*PROBLEM STATEMENT*: Once the lines below holding the string "status" are counted, give that number alone.

(Dataset rows describing interfaces)
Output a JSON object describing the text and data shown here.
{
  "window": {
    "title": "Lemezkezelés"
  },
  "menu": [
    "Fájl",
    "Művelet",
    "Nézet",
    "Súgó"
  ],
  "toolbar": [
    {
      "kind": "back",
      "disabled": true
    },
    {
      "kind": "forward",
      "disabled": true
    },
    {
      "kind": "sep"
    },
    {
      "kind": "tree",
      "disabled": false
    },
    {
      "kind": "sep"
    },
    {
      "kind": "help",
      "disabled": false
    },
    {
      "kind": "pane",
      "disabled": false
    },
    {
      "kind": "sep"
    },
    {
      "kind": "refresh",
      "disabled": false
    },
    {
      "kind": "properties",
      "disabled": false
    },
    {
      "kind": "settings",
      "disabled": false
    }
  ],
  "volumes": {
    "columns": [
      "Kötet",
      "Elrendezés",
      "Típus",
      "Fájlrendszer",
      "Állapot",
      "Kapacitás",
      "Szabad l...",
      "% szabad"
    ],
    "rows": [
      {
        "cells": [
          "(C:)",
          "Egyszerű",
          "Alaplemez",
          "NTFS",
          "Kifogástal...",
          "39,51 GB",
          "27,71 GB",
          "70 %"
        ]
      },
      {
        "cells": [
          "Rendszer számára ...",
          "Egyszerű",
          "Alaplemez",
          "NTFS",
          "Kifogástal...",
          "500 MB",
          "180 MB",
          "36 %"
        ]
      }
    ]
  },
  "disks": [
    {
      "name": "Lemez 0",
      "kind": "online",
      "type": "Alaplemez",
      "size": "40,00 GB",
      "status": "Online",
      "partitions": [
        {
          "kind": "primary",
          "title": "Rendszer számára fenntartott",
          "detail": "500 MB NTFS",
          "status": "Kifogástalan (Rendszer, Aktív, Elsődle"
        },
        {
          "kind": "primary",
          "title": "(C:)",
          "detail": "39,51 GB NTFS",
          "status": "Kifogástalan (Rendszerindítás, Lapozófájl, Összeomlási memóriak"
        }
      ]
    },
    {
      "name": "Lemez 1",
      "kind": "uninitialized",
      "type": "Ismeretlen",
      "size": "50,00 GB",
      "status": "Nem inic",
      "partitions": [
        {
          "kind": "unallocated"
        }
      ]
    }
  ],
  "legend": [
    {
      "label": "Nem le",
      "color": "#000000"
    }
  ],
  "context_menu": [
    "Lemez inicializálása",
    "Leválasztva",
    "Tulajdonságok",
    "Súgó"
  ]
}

*WORKED SOLUTION*: 4